Task instructions:
Filter the records for lines holding the string "odds".

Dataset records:
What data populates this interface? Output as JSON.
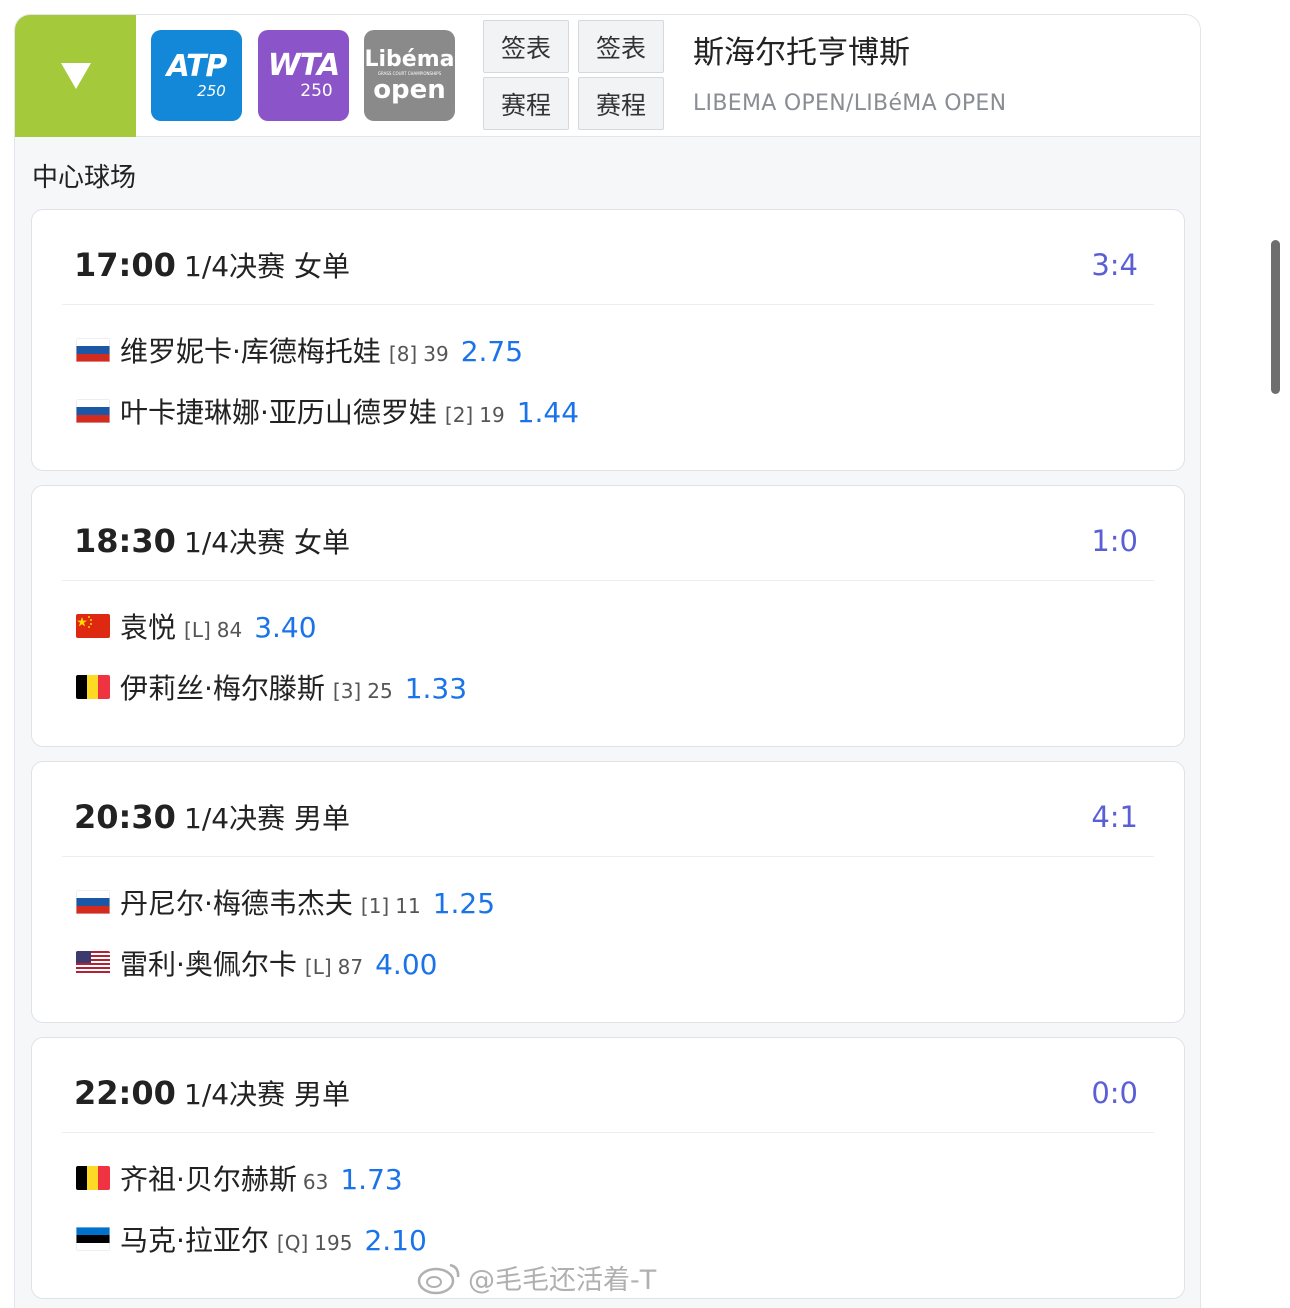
{
  "header": {
    "logos": [
      {
        "name": "atp",
        "text": "ATP",
        "sub": "250",
        "color": "#1388d8"
      },
      {
        "name": "wta",
        "text": "WTA",
        "sub": "250",
        "color": "#8b55c9"
      },
      {
        "name": "libema",
        "text": "Libéma",
        "tagline": "GRASS COURT CHAMPIONSHIPS",
        "sub": "open",
        "color": "#8a8a8a"
      }
    ],
    "buttons": [
      "签表",
      "签表",
      "赛程",
      "赛程"
    ],
    "tournament_name": "斯海尔托亨博斯",
    "tournament_name_en": "LIBEMA OPEN/LIBéMA OPEN",
    "toggle_color": "#a4c93b"
  },
  "court": "中心球场",
  "matches": [
    {
      "time": "17:00",
      "round": "1/4决赛 女单",
      "score": "3:4",
      "players": [
        {
          "flag": "russia",
          "name": "维罗妮卡·库德梅托娃",
          "seed": "[8]",
          "rank": "39",
          "odds": "2.75"
        },
        {
          "flag": "russia",
          "name": "叶卡捷琳娜·亚历山德罗娃",
          "seed": "[2]",
          "rank": "19",
          "odds": "1.44"
        }
      ]
    },
    {
      "time": "18:30",
      "round": "1/4决赛 女单",
      "score": "1:0",
      "players": [
        {
          "flag": "china",
          "name": "袁悦",
          "seed": "[L]",
          "rank": "84",
          "odds": "3.40"
        },
        {
          "flag": "belgium",
          "name": "伊莉丝·梅尔滕斯",
          "seed": "[3]",
          "rank": "25",
          "odds": "1.33"
        }
      ]
    },
    {
      "time": "20:30",
      "round": "1/4决赛 男单",
      "score": "4:1",
      "players": [
        {
          "flag": "russia",
          "name": "丹尼尔·梅德韦杰夫",
          "seed": "[1]",
          "rank": "11",
          "odds": "1.25"
        },
        {
          "flag": "usa",
          "name": "雷利·奥佩尔卡",
          "seed": "[L]",
          "rank": "87",
          "odds": "4.00"
        }
      ]
    },
    {
      "time": "22:00",
      "round": "1/4决赛 男单",
      "score": "0:0",
      "players": [
        {
          "flag": "belgium",
          "name": "齐祖·贝尔赫斯",
          "seed": "",
          "rank": "63",
          "odds": "1.73"
        },
        {
          "flag": "estonia",
          "name": "马克·拉亚尔",
          "seed": "[Q]",
          "rank": "195",
          "odds": "2.10"
        }
      ]
    }
  ],
  "colors": {
    "score": "#5b5fd6",
    "odds": "#1a73e8"
  },
  "watermark": "@毛毛还活着-T"
}
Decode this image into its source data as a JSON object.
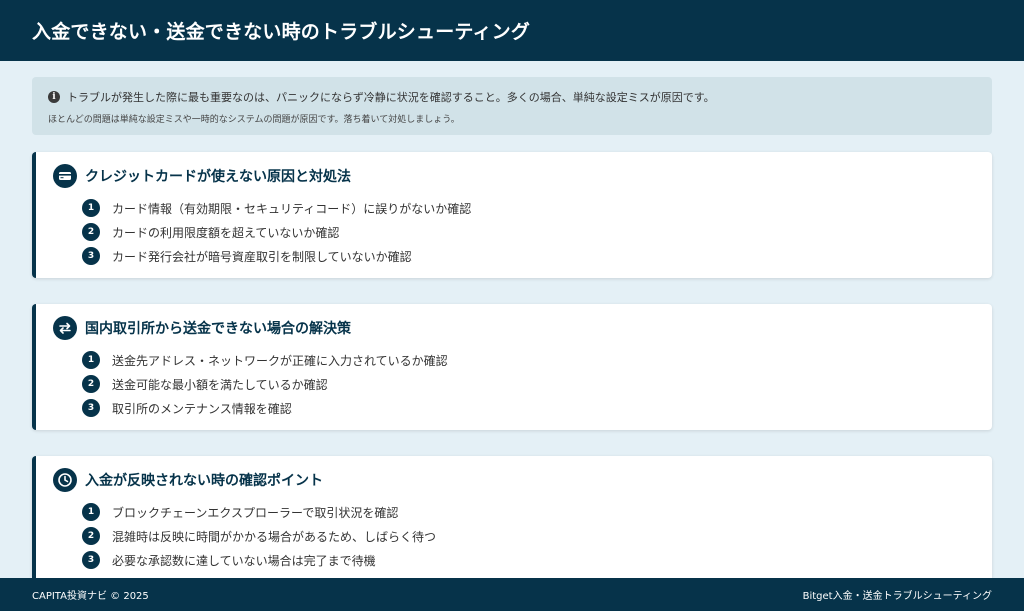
{
  "header": {
    "title": "入金できない・送金できない時のトラブルシューティング"
  },
  "notice": {
    "icon": "info-icon",
    "line1": "トラブルが発生した際に最も重要なのは、パニックにならず冷静に状況を確認すること。多くの場合、単純な設定ミスが原因です。",
    "line2": "ほとんどの問題は単純な設定ミスや一時的なシステムの問題が原因です。落ち着いて対処しましょう。"
  },
  "cards": [
    {
      "icon": "credit-card-icon",
      "title": "クレジットカードが使えない原因と対処法",
      "items": [
        {
          "num": "1",
          "text": "カード情報（有効期限・セキュリティコード）に誤りがないか確認"
        },
        {
          "num": "2",
          "text": "カードの利用限度額を超えていないか確認"
        },
        {
          "num": "3",
          "text": "カード発行会社が暗号資産取引を制限していないか確認"
        }
      ]
    },
    {
      "icon": "exchange-icon",
      "title": "国内取引所から送金できない場合の解決策",
      "items": [
        {
          "num": "1",
          "text": "送金先アドレス・ネットワークが正確に入力されているか確認"
        },
        {
          "num": "2",
          "text": "送金可能な最小額を満たしているか確認"
        },
        {
          "num": "3",
          "text": "取引所のメンテナンス情報を確認"
        }
      ]
    },
    {
      "icon": "clock-icon",
      "title": "入金が反映されない時の確認ポイント",
      "items": [
        {
          "num": "1",
          "text": "ブロックチェーンエクスプローラーで取引状況を確認"
        },
        {
          "num": "2",
          "text": "混雑時は反映に時間がかかる場合があるため、しばらく待つ"
        },
        {
          "num": "3",
          "text": "必要な承認数に達していない場合は完了まで待機"
        }
      ]
    }
  ],
  "footer": {
    "left": "CAPITA投資ナビ © 2025",
    "right": "Bitget入金・送金トラブルシューティング"
  },
  "colors": {
    "primary": "#06334a",
    "background": "#e4f0f6",
    "notice_bg": "#d1e2e8"
  }
}
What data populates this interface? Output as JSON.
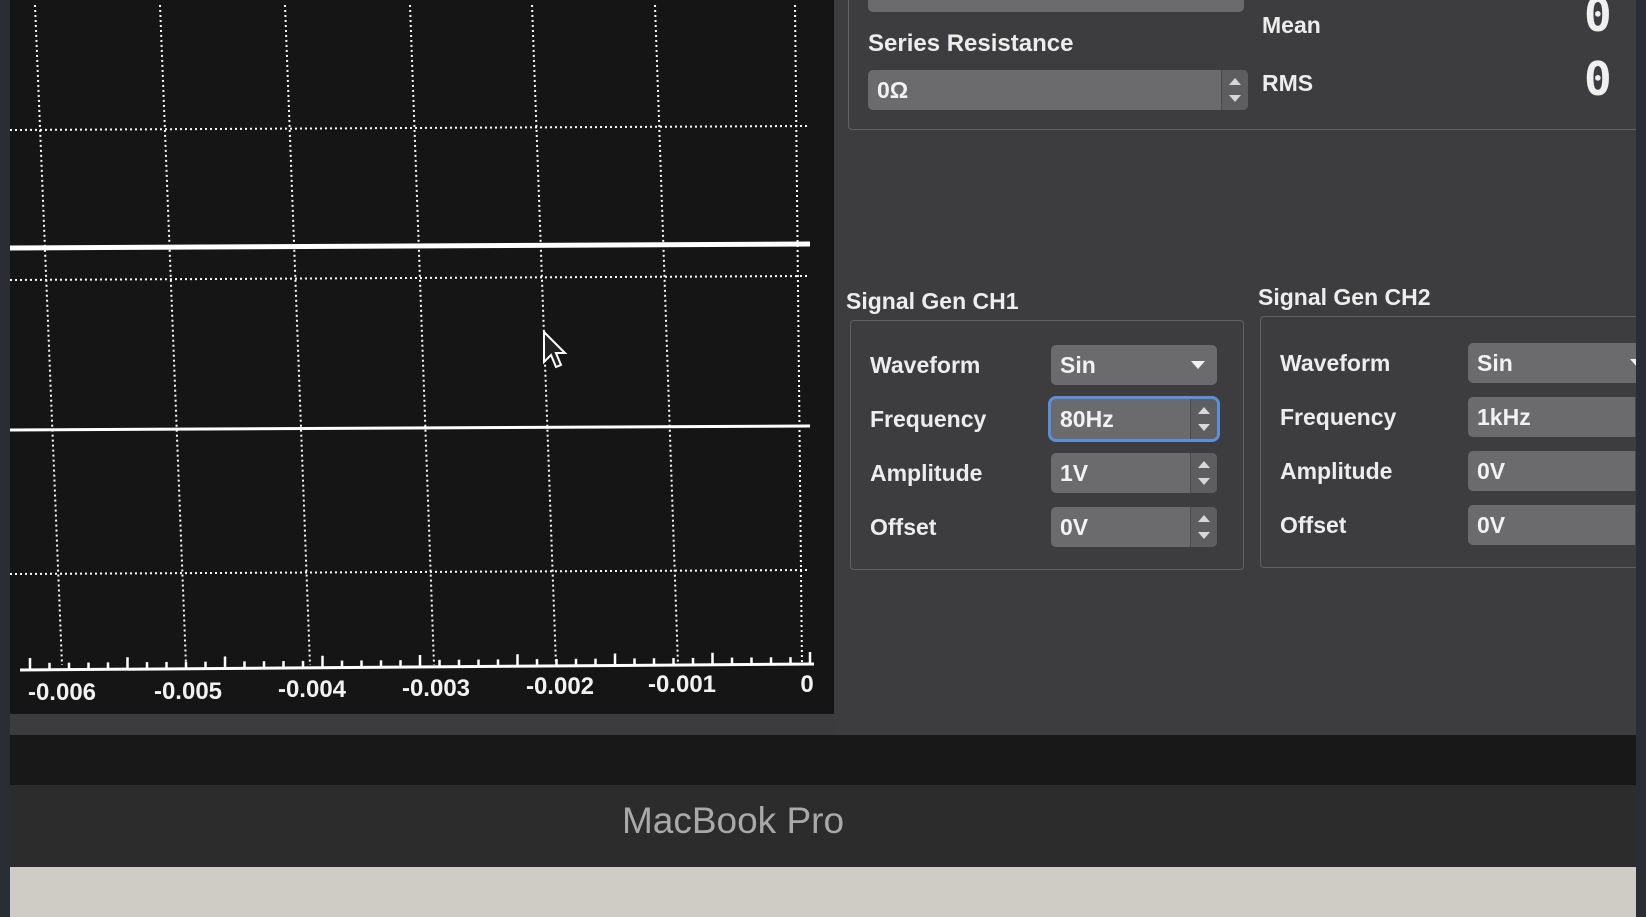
{
  "scope": {
    "x_ticks": [
      "-0.006",
      "-0.005",
      "-0.004",
      "-0.003",
      "-0.002",
      "-0.001",
      "0"
    ],
    "background_color": "#151515",
    "grid_color": "#ffffff"
  },
  "measurements": {
    "mean_label": "Mean",
    "mean_value": "0",
    "rms_label": "RMS",
    "rms_value": "0"
  },
  "series_resistance": {
    "label": "Series Resistance",
    "value": "0Ω"
  },
  "ch1": {
    "title": "Signal Gen CH1",
    "waveform_label": "Waveform",
    "waveform_value": "Sin",
    "frequency_label": "Frequency",
    "frequency_value": "80Hz",
    "amplitude_label": "Amplitude",
    "amplitude_value": "1V",
    "offset_label": "Offset",
    "offset_value": "0V"
  },
  "ch2": {
    "title": "Signal Gen CH2",
    "waveform_label": "Waveform",
    "waveform_value": "Sin",
    "frequency_label": "Frequency",
    "frequency_value": "1kHz",
    "amplitude_label": "Amplitude",
    "amplitude_value": "0V",
    "offset_label": "Offset",
    "offset_value": "0V"
  },
  "laptop": {
    "brand": "MacBook Pro"
  },
  "colors": {
    "panel": "#3d3d3f",
    "field": "#6b6b6d",
    "focus_ring": "#5b8fd8"
  }
}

The answer:
          "odds": "2.75"
          "odds": "1.44"
          "odds": "3.40"
          "odds": "1.33"
          "odds": "1.25"
          "odds": "4.00"
          "odds": "1.73"
          "odds": "2.10"
    "odds": "#1a73e8"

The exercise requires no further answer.